ACT I The MARCH'S dining-room opens through French windows on one of thosegardens which seem infinite, till they are seen to be coterminouswith the side walls of the house, and finite at the far end, becauseonly the thick screen of acacias and sumachs prevents another housefrom being seen. The French and other windows form practically allthe outer wall of that dining-room, and between them and the screenof trees lies the difference between the... more...

PREFACE Writing not long ago to my oldest literary friend, I expressed in a moment of heedless sentiment the wish that we might have again one of our talks of long-past days, over the purposes and methods of our art. And my friend, wiser than I, as he has always been, replied with this doubting phrase "Could we recapture the zest of that old time?" I would not like to believe that our faith in the value of imaginative art has diminished, that... more...

ENCOUNTER Soames Forsyte emerged from the Knightsbridge Hotel, where he was staying, in the afternoon of the 12th of May, 1920, with the intention of visiting a collection of pictures in a Gallery off Cork Street, and looking into the Future. He walked. Since the War he never took a cab if he could help it. Their drivers were, in his view, an uncivil lot, though, now that the War was over and supply beginning to exceed demand again, getting more... more...

ACT I HILLCRIST'S study. A pleasant room, with books in calfbindings, and signs that the HILLCRIST'S have travelled, suchas a large photograph of the Taj Mahal, of Table Mountain, andthe Pyramids of Egypt. A large bureau [stage Right], devotedto the business of a country estate. Two foxes' masks.Flowers in bowls. Deep armchairs. A large French window open[at Back], with a lovely view of a slight rise of fields andtrees in August sunlight. A fine... more...


ACT I SCENE I The curtain rises on the BARTHWICK'S dining-room, large,modern, and well furnished; the window curtains drawn.Electric light is burning. On the large round dining-table isset out a tray with whisky, a syphon, and a silvercigarette-box.
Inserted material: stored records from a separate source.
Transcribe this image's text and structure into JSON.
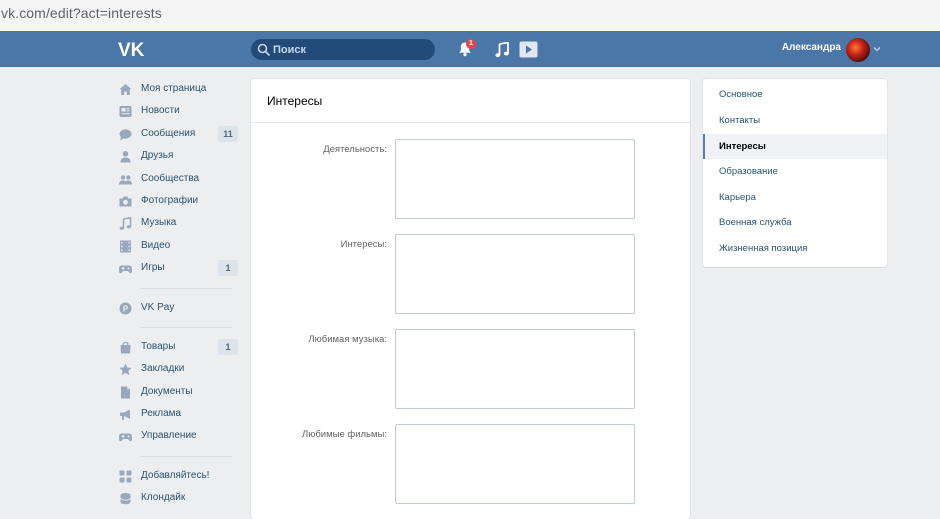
{
  "browser": {
    "url": "vk.com/edit?act=interests"
  },
  "header": {
    "search_placeholder": "Поиск",
    "notifications_count": "1",
    "user_name": "Александра"
  },
  "leftnav": {
    "items": [
      {
        "label": "Моя страница",
        "icon": "home-icon"
      },
      {
        "label": "Новости",
        "icon": "news-icon"
      },
      {
        "label": "Сообщения",
        "icon": "messages-icon",
        "count": "11"
      },
      {
        "label": "Друзья",
        "icon": "friends-icon"
      },
      {
        "label": "Сообщества",
        "icon": "groups-icon"
      },
      {
        "label": "Фотографии",
        "icon": "camera-icon"
      },
      {
        "label": "Музыка",
        "icon": "music-note-icon"
      },
      {
        "label": "Видео",
        "icon": "film-icon"
      },
      {
        "label": "Игры",
        "icon": "gamepad-icon",
        "count": "1"
      }
    ],
    "pay": {
      "label": "VK Pay",
      "icon": "vkpay-icon"
    },
    "items2": [
      {
        "label": "Товары",
        "icon": "bag-icon",
        "count": "1"
      },
      {
        "label": "Закладки",
        "icon": "star-icon"
      },
      {
        "label": "Документы",
        "icon": "document-icon"
      },
      {
        "label": "Реклама",
        "icon": "megaphone-icon"
      },
      {
        "label": "Управление",
        "icon": "gamepad-icon"
      }
    ],
    "items3": [
      {
        "label": "Добавляйтесь!",
        "icon": "apps-icon"
      },
      {
        "label": "Клондайк",
        "icon": "coins-icon"
      }
    ]
  },
  "main": {
    "title": "Интересы",
    "fields": [
      {
        "label": "Деятельность:",
        "value": ""
      },
      {
        "label": "Интересы:",
        "value": ""
      },
      {
        "label": "Любимая музыка:",
        "value": ""
      },
      {
        "label": "Любимые фильмы:",
        "value": ""
      }
    ]
  },
  "rightmenu": {
    "items": [
      {
        "label": "Основное"
      },
      {
        "label": "Контакты"
      },
      {
        "label": "Интересы",
        "active": true
      },
      {
        "label": "Образование"
      },
      {
        "label": "Карьера"
      },
      {
        "label": "Военная служба"
      },
      {
        "label": "Жизненная позиция"
      }
    ]
  },
  "colors": {
    "header": "#4a76a8",
    "link": "#285473",
    "background": "#edeef0",
    "active_marker": "#5181b8"
  }
}
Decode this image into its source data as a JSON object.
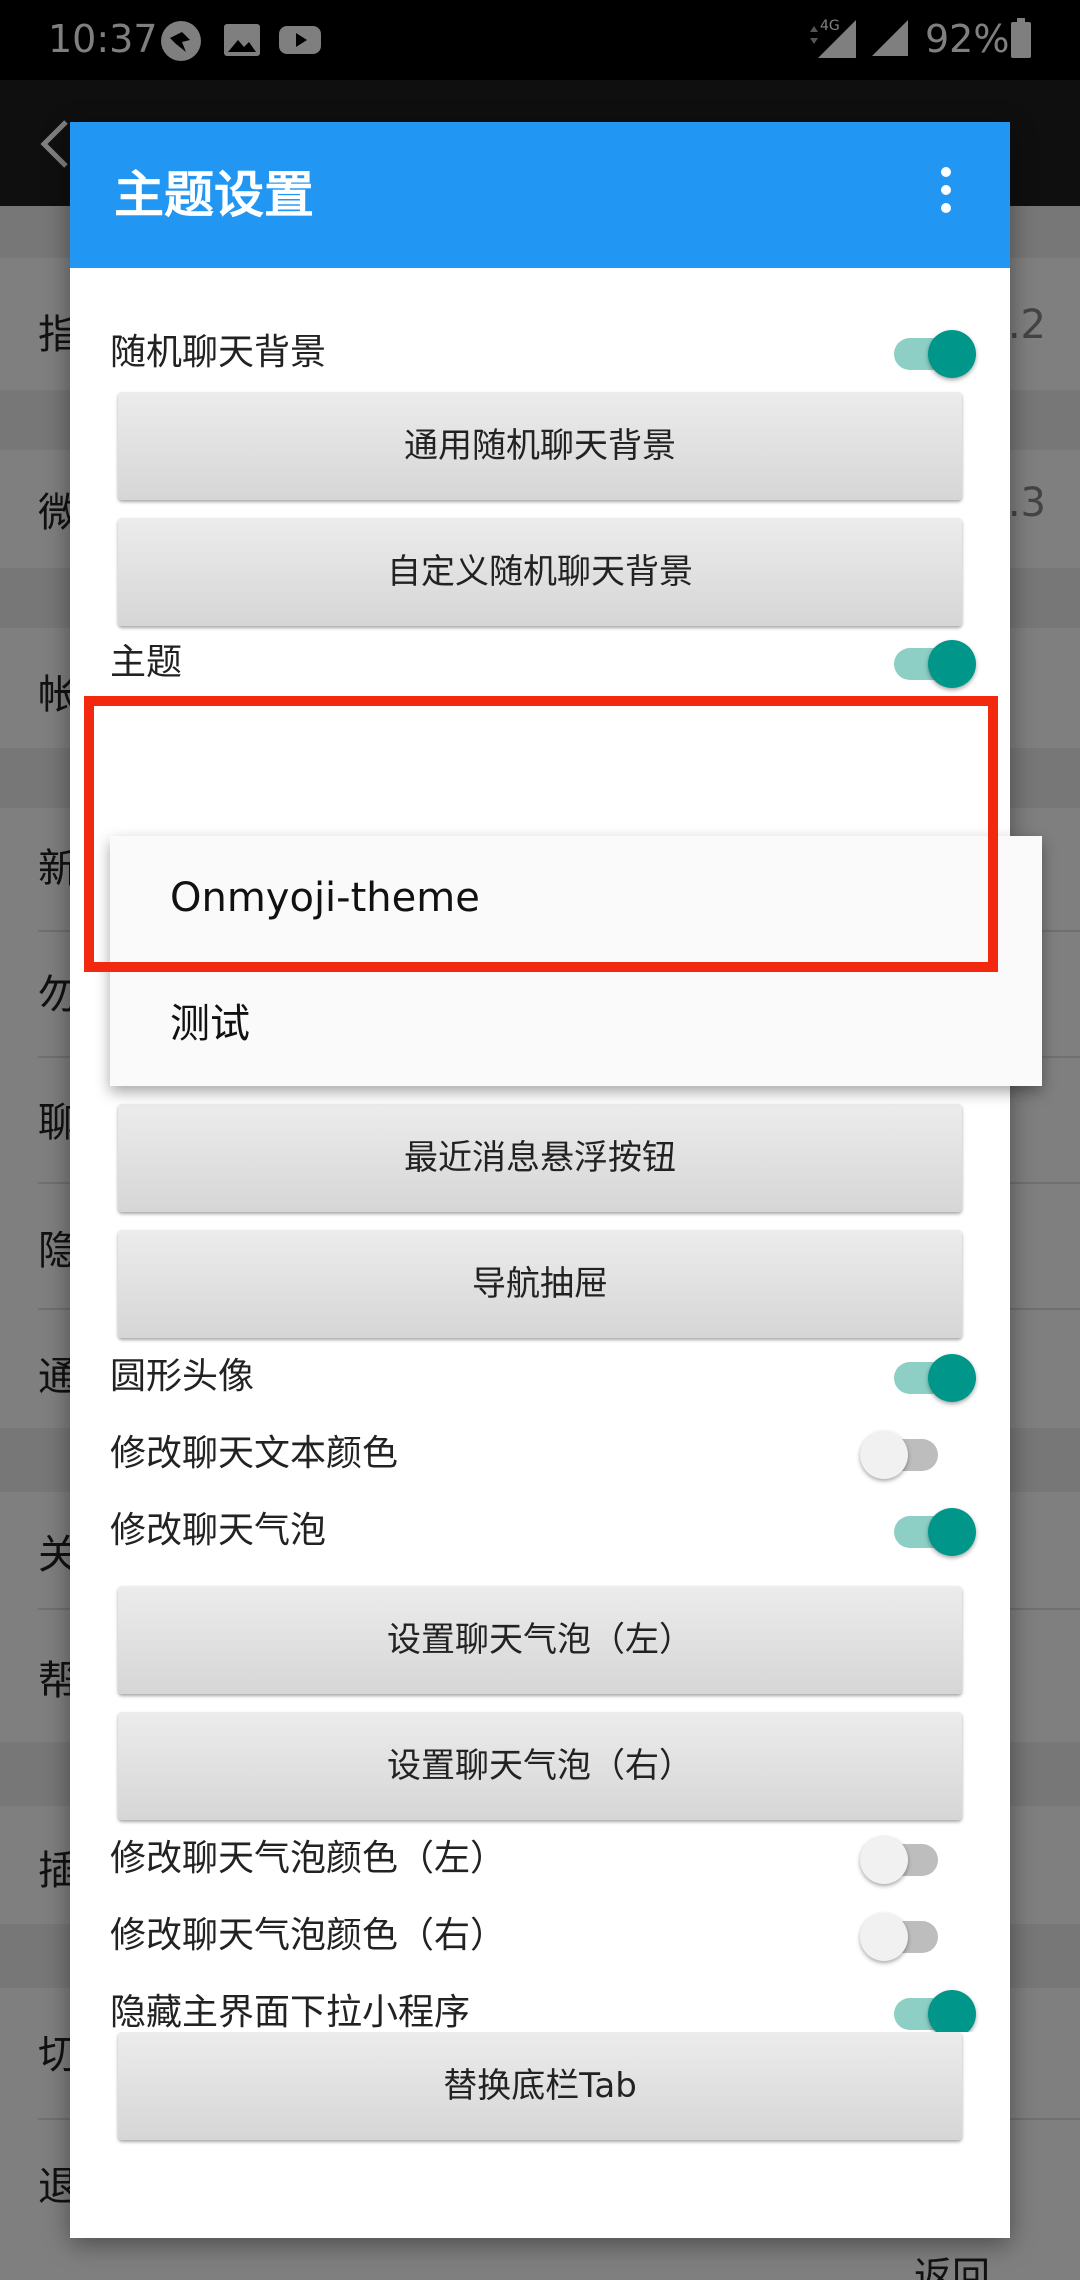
{
  "status_bar": {
    "time": "10:37",
    "network": "4G",
    "battery": "92%"
  },
  "background": {
    "rows": [
      {
        "label": "指",
        "value": ".2"
      },
      {
        "label": "微",
        "value": ".3"
      },
      {
        "label": "帐",
        "value": ""
      },
      {
        "label": "新",
        "value": ""
      },
      {
        "label": "勿",
        "value": ""
      },
      {
        "label": "聊",
        "value": ""
      },
      {
        "label": "隐",
        "value": ""
      },
      {
        "label": "通",
        "value": ""
      },
      {
        "label": "关",
        "value": ""
      },
      {
        "label": "帮",
        "value": ""
      },
      {
        "label": "插",
        "value": ""
      },
      {
        "label": "切",
        "value": ""
      },
      {
        "label": "退",
        "value": ""
      }
    ]
  },
  "dialog": {
    "title": "主题设置",
    "settings": {
      "random_bg": {
        "label": "随机聊天背景",
        "on": true
      },
      "general_random_bg": "通用随机聊天背景",
      "custom_random_bg": "自定义随机聊天背景",
      "theme": {
        "label": "主题",
        "on": true
      },
      "recent_msg_float": "最近消息悬浮按钮",
      "nav_drawer": "导航抽屉",
      "round_avatar": {
        "label": "圆形头像",
        "on": true
      },
      "chat_text_color": {
        "label": "修改聊天文本颜色",
        "on": false
      },
      "chat_bubble": {
        "label": "修改聊天气泡",
        "on": true
      },
      "bubble_left": "设置聊天气泡（左）",
      "bubble_right": "设置聊天气泡（右）",
      "bubble_color_left": {
        "label": "修改聊天气泡颜色（左）",
        "on": false
      },
      "bubble_color_right": {
        "label": "修改聊天气泡颜色（右）",
        "on": false
      },
      "hide_miniprogram": {
        "label": "隐藏主界面下拉小程序",
        "on": true
      },
      "replace_tab": "替换底栏Tab"
    },
    "theme_popup": {
      "items": [
        "Onmyoji-theme",
        "测试"
      ]
    },
    "return_label": "返回"
  },
  "colors": {
    "header": "#2196f3",
    "switch_on": "#00968a",
    "highlight": "#f2280f"
  }
}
It is past midnight.A fumbling is heard outside the door. It is opened suddenly;JACK BARTHWICK seems to fall into the room. He stands holdingby the door knob, staring before him, with a beatific... more...
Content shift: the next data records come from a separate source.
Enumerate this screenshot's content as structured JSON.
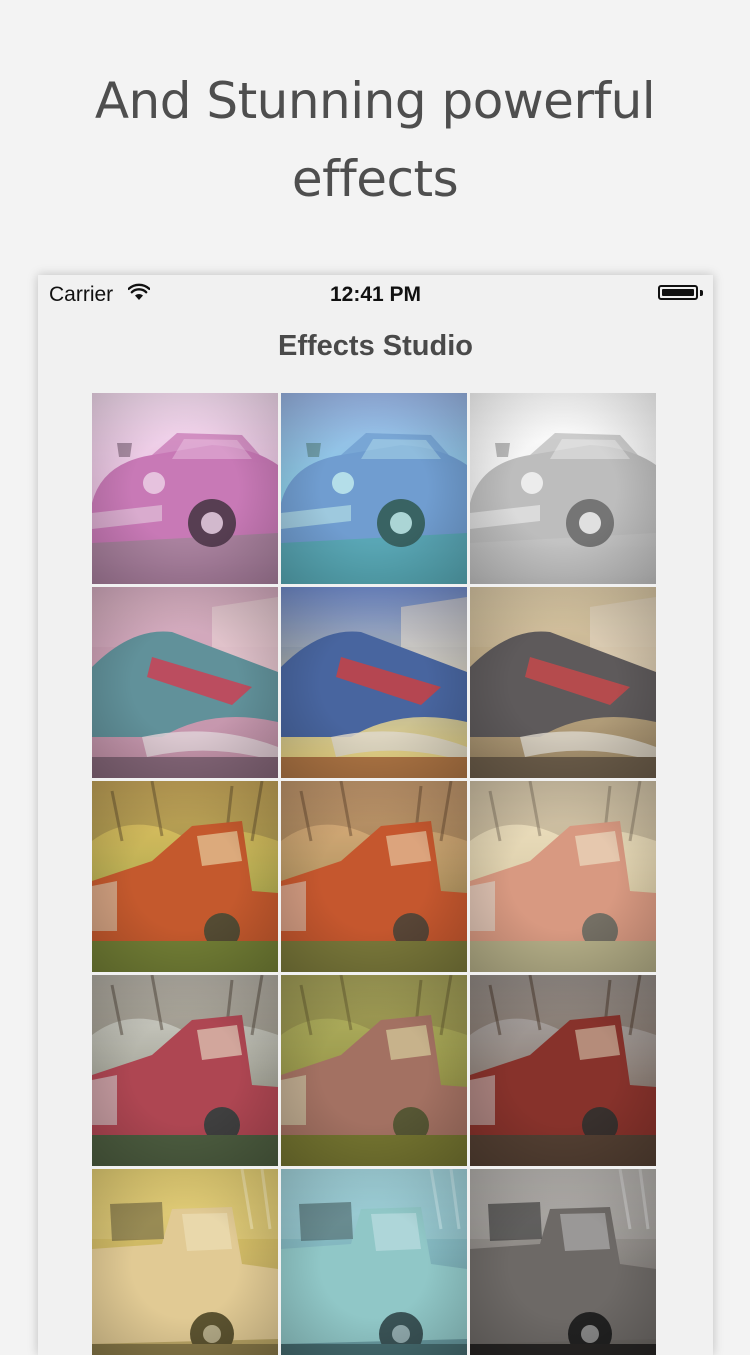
{
  "headline": "And Stunning powerful effects",
  "status_bar": {
    "carrier": "Carrier",
    "time": "12:41 PM",
    "wifi_icon": "wifi-icon",
    "battery_icon": "battery-icon",
    "battery_level": 1.0
  },
  "nav": {
    "title": "Effects Studio"
  },
  "effects": [
    {
      "row": 1,
      "col": 1,
      "subject": "vintage-sedan",
      "bg": [
        "#ffffff",
        "#d8b6d0"
      ],
      "body": "#c27ab0",
      "ground": "#7a6a72",
      "tint": "rgba(220,120,200,0.25)"
    },
    {
      "row": 1,
      "col": 2,
      "subject": "vintage-sedan",
      "bg": [
        "#b7a3e8",
        "#8fe0e6"
      ],
      "body": "#7a7fc7",
      "ground": "#3f6d83",
      "tint": "rgba(90,230,230,0.30)"
    },
    {
      "row": 1,
      "col": 3,
      "subject": "vintage-sedan",
      "bg": [
        "#ffffff",
        "#d3d3d3"
      ],
      "body": "#9a9a9a",
      "ground": "#8a8a8a",
      "tint": "rgba(255,255,255,0.35)"
    },
    {
      "row": 2,
      "col": 1,
      "subject": "tailfin-car",
      "bg": [
        "#caa8b8",
        "#b48a9f"
      ],
      "body": "#3f8a8e",
      "ground": "#6a5664",
      "tint": "rgba(255,180,210,0.18)"
    },
    {
      "row": 2,
      "col": 2,
      "subject": "tailfin-car",
      "bg": [
        "#4c77d9",
        "#f3dd7c"
      ],
      "body": "#2953a6",
      "ground": "#a0663b",
      "tint": "rgba(255,210,120,0.15)"
    },
    {
      "row": 2,
      "col": 3,
      "subject": "tailfin-car",
      "bg": [
        "#d9c9a7",
        "#8f7b5d"
      ],
      "body": "#3b3e4e",
      "ground": "#4e4238",
      "tint": "rgba(220,190,140,0.22)"
    },
    {
      "row": 3,
      "col": 1,
      "subject": "rusty-truck",
      "bg": [
        "#e6c36a",
        "#6d8a3a"
      ],
      "body": "#b63b22",
      "ground": "#4f6a2c",
      "tint": "rgba(255,210,90,0.20)"
    },
    {
      "row": 3,
      "col": 2,
      "subject": "rusty-truck",
      "bg": [
        "#e0b98d",
        "#6a6f3e"
      ],
      "body": "#b5411f",
      "ground": "#556b2f",
      "tint": "rgba(255,170,100,0.22)"
    },
    {
      "row": 3,
      "col": 3,
      "subject": "rusty-truck",
      "bg": [
        "#f0e2c3",
        "#a79a6e"
      ],
      "body": "#c46a57",
      "ground": "#8c8a60",
      "tint": "rgba(255,240,210,0.35)"
    },
    {
      "row": 4,
      "col": 1,
      "subject": "rusty-truck",
      "bg": [
        "#d8d8d0",
        "#6a6a58"
      ],
      "body": "#a5313f",
      "ground": "#384a2a",
      "tint": "rgba(255,255,255,0.10)"
    },
    {
      "row": 4,
      "col": 2,
      "subject": "rusty-truck",
      "bg": [
        "#b4b46f",
        "#5d5a2a"
      ],
      "body": "#95506a",
      "ground": "#545424",
      "tint": "rgba(200,200,80,0.28)"
    },
    {
      "row": 4,
      "col": 3,
      "subject": "rusty-truck",
      "bg": [
        "#bfc7cc",
        "#6c5a4a"
      ],
      "body": "#8a2c28",
      "ground": "#4b3c30",
      "tint": "rgba(120,80,60,0.18)"
    },
    {
      "row": 5,
      "col": 1,
      "subject": "old-pickup",
      "bg": [
        "#d9c56d",
        "#9c8d6b"
      ],
      "body": "#d7c4ab",
      "ground": "#5e5644",
      "tint": "rgba(255,220,80,0.25)"
    },
    {
      "row": 5,
      "col": 2,
      "subject": "old-pickup",
      "bg": [
        "#a6cdd6",
        "#5b7b7f"
      ],
      "body": "#99c0bd",
      "ground": "#344647",
      "tint": "rgba(120,220,230,0.25)"
    },
    {
      "row": 5,
      "col": 3,
      "subject": "old-pickup",
      "bg": [
        "#c8c4bf",
        "#6f6a66"
      ],
      "body": "#7d7875",
      "ground": "#2c2a28",
      "tint": "rgba(0,0,0,0.12)"
    }
  ]
}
ACT I It is the night of Christmas Eve, the SCENE is a Studio, flushwith the street, having a skylight darkened by a fall of snow.There is no one in the room, the walls of which are whitewashed,above a floor of bare dark boards. A fire is cheerfullyburning. On a model's platform stands an easel and canvas.There are busts and pictures; a screen, a little stool, two arm.chairs, and a long old-fashioned settle under the window. Adoor in one wall... more...
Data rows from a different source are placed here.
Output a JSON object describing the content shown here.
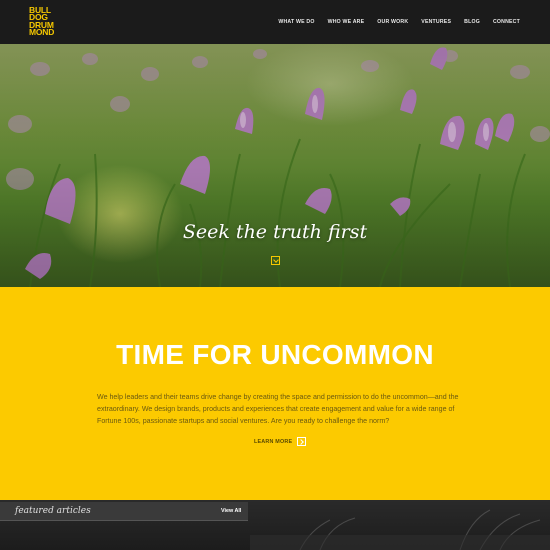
{
  "header": {
    "logo_lines": [
      "BULL",
      "DOG",
      "DRUM",
      "MOND"
    ],
    "nav": [
      "WHAT WE DO",
      "WHO WE ARE",
      "OUR WORK",
      "VENTURES",
      "BLOG",
      "CONNECT"
    ]
  },
  "hero": {
    "tagline": "Seek the truth first",
    "down_icon": "chevron-down-icon"
  },
  "intro": {
    "title": "TIME FOR UNCOMMON",
    "body": "We help leaders and their teams drive change by creating the space and permission to do the uncommon—and the extraordinary. We design brands, products and experiences that create engagement and value for a wide range of Fortune 100s, passionate startups and social ventures. Are you ready to challenge the norm?",
    "cta_label": "LEARN MORE",
    "cta_icon": "chevron-right-icon"
  },
  "featured": {
    "label": "featured articles",
    "view_all": "View All"
  },
  "colors": {
    "brand_yellow": "#fcca00",
    "header_bg": "#1b1b1b"
  }
}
CHAPTER I Light, entering the vast room—a room so high that its carved ceiling refused itself to exact scrutiny—travelled, with the wistful, cold curiosity of the dawn, over a fantastic storehouse of Time. Light, unaccompanied by the prejudice of human eyes, made strange revelation of incongruities, as though illuminating the dispassionate march of history. For in this dining hall—one of the finest in England—the Caradoc... more...

ACT I It is half-past nine of a July evening. In a dining-roomlighted by sconces, and apparelled in wall-paper, carpet, andcurtains of deep vivid blue, the large French windows betweentwo columns are open on to a wide terrace, beyond which are seentrees in darkness, and distant shapes of lighted houses. On oneside is a bay window, over which curtains are partly drawn.Opposite to this window is a door leading into the hall. At anoval rosewood... more...

SCENE I Afternoon, on the departure platform of an Austrian railwaystation. At several little tables outside the buffet personsare taking refreshment, served by a pale young waiter. On aseat against the wall of the buffet a woman of lowly station issitting beside two large bundles, on one of which she has placedher baby, swathed in a black shawl. WAITER. [Approaching a table whereat sit an English traveller and his wife] Two coffee?... more...